• _WORK ORDER_: All of the records that follow need to be copied word for word, without the pictures.

*** Opening of MATERIAL TO PROCESS ***

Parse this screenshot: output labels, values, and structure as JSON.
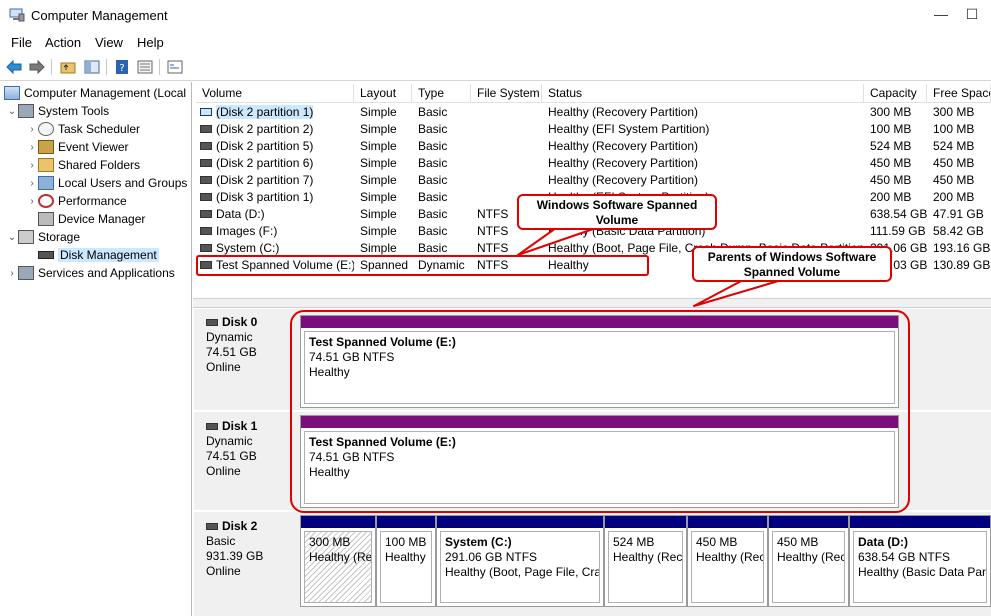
{
  "window": {
    "title": "Computer Management",
    "minimize": "—",
    "maximize": "☐"
  },
  "menu": [
    "File",
    "Action",
    "View",
    "Help"
  ],
  "tree": {
    "root": "Computer Management (Local",
    "system_tools": "System Tools",
    "task_scheduler": "Task Scheduler",
    "event_viewer": "Event Viewer",
    "shared_folders": "Shared Folders",
    "local_users": "Local Users and Groups",
    "performance": "Performance",
    "device_manager": "Device Manager",
    "storage": "Storage",
    "disk_management": "Disk Management",
    "services": "Services and Applications"
  },
  "columns": [
    "Volume",
    "Layout",
    "Type",
    "File System",
    "Status",
    "Capacity",
    "Free Space"
  ],
  "volumes": [
    {
      "name": "(Disk 2 partition 1)",
      "layout": "Simple",
      "type": "Basic",
      "fs": "",
      "status": "Healthy (Recovery Partition)",
      "capacity": "300 MB",
      "free": "300 MB"
    },
    {
      "name": "(Disk 2 partition 2)",
      "layout": "Simple",
      "type": "Basic",
      "fs": "",
      "status": "Healthy (EFI System Partition)",
      "capacity": "100 MB",
      "free": "100 MB"
    },
    {
      "name": "(Disk 2 partition 5)",
      "layout": "Simple",
      "type": "Basic",
      "fs": "",
      "status": "Healthy (Recovery Partition)",
      "capacity": "524 MB",
      "free": "524 MB"
    },
    {
      "name": "(Disk 2 partition 6)",
      "layout": "Simple",
      "type": "Basic",
      "fs": "",
      "status": "Healthy (Recovery Partition)",
      "capacity": "450 MB",
      "free": "450 MB"
    },
    {
      "name": "(Disk 2 partition 7)",
      "layout": "Simple",
      "type": "Basic",
      "fs": "",
      "status": "Healthy (Recovery Partition)",
      "capacity": "450 MB",
      "free": "450 MB"
    },
    {
      "name": "(Disk 3 partition 1)",
      "layout": "Simple",
      "type": "Basic",
      "fs": "",
      "status": "Healthy (EFI System Partition)",
      "capacity": "200 MB",
      "free": "200 MB"
    },
    {
      "name": "Data (D:)",
      "layout": "Simple",
      "type": "Basic",
      "fs": "NTFS",
      "status": "Healthy (Basic Data Partition)",
      "capacity": "638.54 GB",
      "free": "47.91 GB"
    },
    {
      "name": "Images (F:)",
      "layout": "Simple",
      "type": "Basic",
      "fs": "NTFS",
      "status": "Healthy (Basic Data Partition)",
      "capacity": "111.59 GB",
      "free": "58.42 GB"
    },
    {
      "name": "System (C:)",
      "layout": "Simple",
      "type": "Basic",
      "fs": "NTFS",
      "status": "Healthy (Boot, Page File, Crash Dump, Basic Data Partition)",
      "capacity": "291.06 GB",
      "free": "193.16 GB"
    },
    {
      "name": "Test Spanned Volume (E:)",
      "layout": "Spanned",
      "type": "Dynamic",
      "fs": "NTFS",
      "status": "Healthy",
      "capacity": "149.03 GB",
      "free": "130.89 GB"
    }
  ],
  "disks": [
    {
      "name": "Disk 0",
      "type": "Dynamic",
      "size": "74.51 GB",
      "state": "Online",
      "partition": {
        "name": "Test Spanned Volume  (E:)",
        "size": "74.51 GB NTFS",
        "status": "Healthy"
      }
    },
    {
      "name": "Disk 1",
      "type": "Dynamic",
      "size": "74.51 GB",
      "state": "Online",
      "partition": {
        "name": "Test Spanned Volume  (E:)",
        "size": "74.51 GB NTFS",
        "status": "Healthy"
      }
    },
    {
      "name": "Disk 2",
      "type": "Basic",
      "size": "931.39 GB",
      "state": "Online"
    }
  ],
  "disk2_partitions": [
    {
      "name": "",
      "size": "300 MB",
      "status": "Healthy (Re"
    },
    {
      "name": "",
      "size": "100 MB",
      "status": "Healthy"
    },
    {
      "name": "System  (C:)",
      "size": "291.06 GB NTFS",
      "status": "Healthy (Boot, Page File, Cras"
    },
    {
      "name": "",
      "size": "524 MB",
      "status": "Healthy (Rec"
    },
    {
      "name": "",
      "size": "450 MB",
      "status": "Healthy (Rec"
    },
    {
      "name": "",
      "size": "450 MB",
      "status": "Healthy (Rec"
    },
    {
      "name": "Data  (D:)",
      "size": "638.54 GB NTFS",
      "status": "Healthy (Basic Data Part"
    }
  ],
  "annotations": {
    "callout1": "Windows Software Spanned Volume",
    "callout2": "Parents of Windows Software Spanned Volume"
  },
  "colors": {
    "spanned_bar": "#7a0e7a",
    "basic_bar": "#00007f",
    "annotation": "#e00000",
    "selection": "#cce8ff"
  }
}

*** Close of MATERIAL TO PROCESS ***

• _SOLUTION FOR THIS PROBLEM_:
Parse this screenshot: output labels, values, and structure as JSON.
{
  "window": {
    "title": "Computer Management",
    "minimize": "—",
    "maximize": "☐"
  },
  "menu": [
    "File",
    "Action",
    "View",
    "Help"
  ],
  "tree": {
    "root": "Computer Management (Local",
    "system_tools": "System Tools",
    "task_scheduler": "Task Scheduler",
    "event_viewer": "Event Viewer",
    "shared_folders": "Shared Folders",
    "local_users": "Local Users and Groups",
    "performance": "Performance",
    "device_manager": "Device Manager",
    "storage": "Storage",
    "disk_management": "Disk Management",
    "services": "Services and Applications"
  },
  "columns": [
    "Volume",
    "Layout",
    "Type",
    "File System",
    "Status",
    "Capacity",
    "Free Space"
  ],
  "volumes": [
    {
      "name": "(Disk 2 partition 1)",
      "layout": "Simple",
      "type": "Basic",
      "fs": "",
      "status": "Healthy (Recovery Partition)",
      "capacity": "300 MB",
      "free": "300 MB"
    },
    {
      "name": "(Disk 2 partition 2)",
      "layout": "Simple",
      "type": "Basic",
      "fs": "",
      "status": "Healthy (EFI System Partition)",
      "capacity": "100 MB",
      "free": "100 MB"
    },
    {
      "name": "(Disk 2 partition 5)",
      "layout": "Simple",
      "type": "Basic",
      "fs": "",
      "status": "Healthy (Recovery Partition)",
      "capacity": "524 MB",
      "free": "524 MB"
    },
    {
      "name": "(Disk 2 partition 6)",
      "layout": "Simple",
      "type": "Basic",
      "fs": "",
      "status": "Healthy (Recovery Partition)",
      "capacity": "450 MB",
      "free": "450 MB"
    },
    {
      "name": "(Disk 2 partition 7)",
      "layout": "Simple",
      "type": "Basic",
      "fs": "",
      "status": "Healthy (Recovery Partition)",
      "capacity": "450 MB",
      "free": "450 MB"
    },
    {
      "name": "(Disk 3 partition 1)",
      "layout": "Simple",
      "type": "Basic",
      "fs": "",
      "status": "Healthy (EFI System Partition)",
      "capacity": "200 MB",
      "free": "200 MB"
    },
    {
      "name": "Data (D:)",
      "layout": "Simple",
      "type": "Basic",
      "fs": "NTFS",
      "status": "Healthy (Basic Data Partition)",
      "capacity": "638.54 GB",
      "free": "47.91 GB"
    },
    {
      "name": "Images (F:)",
      "layout": "Simple",
      "type": "Basic",
      "fs": "NTFS",
      "status": "Healthy (Basic Data Partition)",
      "capacity": "111.59 GB",
      "free": "58.42 GB"
    },
    {
      "name": "System (C:)",
      "layout": "Simple",
      "type": "Basic",
      "fs": "NTFS",
      "status": "Healthy (Boot, Page File, Crash Dump, Basic Data Partition)",
      "capacity": "291.06 GB",
      "free": "193.16 GB"
    },
    {
      "name": "Test Spanned Volume (E:)",
      "layout": "Spanned",
      "type": "Dynamic",
      "fs": "NTFS",
      "status": "Healthy",
      "capacity": "149.03 GB",
      "free": "130.89 GB"
    }
  ],
  "disks": [
    {
      "name": "Disk 0",
      "type": "Dynamic",
      "size": "74.51 GB",
      "state": "Online",
      "partition": {
        "name": "Test Spanned Volume  (E:)",
        "size": "74.51 GB NTFS",
        "status": "Healthy"
      }
    },
    {
      "name": "Disk 1",
      "type": "Dynamic",
      "size": "74.51 GB",
      "state": "Online",
      "partition": {
        "name": "Test Spanned Volume  (E:)",
        "size": "74.51 GB NTFS",
        "status": "Healthy"
      }
    },
    {
      "name": "Disk 2",
      "type": "Basic",
      "size": "931.39 GB",
      "state": "Online"
    }
  ],
  "disk2_partitions": [
    {
      "name": "",
      "size": "300 MB",
      "status": "Healthy (Re"
    },
    {
      "name": "",
      "size": "100 MB",
      "status": "Healthy"
    },
    {
      "name": "System  (C:)",
      "size": "291.06 GB NTFS",
      "status": "Healthy (Boot, Page File, Cras"
    },
    {
      "name": "",
      "size": "524 MB",
      "status": "Healthy (Rec"
    },
    {
      "name": "",
      "size": "450 MB",
      "status": "Healthy (Rec"
    },
    {
      "name": "",
      "size": "450 MB",
      "status": "Healthy (Rec"
    },
    {
      "name": "Data  (D:)",
      "size": "638.54 GB NTFS",
      "status": "Healthy (Basic Data Part"
    }
  ],
  "annotations": {
    "callout1": "Windows Software Spanned Volume",
    "callout2": "Parents of Windows Software Spanned Volume"
  },
  "colors": {
    "spanned_bar": "#7a0e7a",
    "basic_bar": "#00007f",
    "annotation": "#e00000",
    "selection": "#cce8ff"
  }
}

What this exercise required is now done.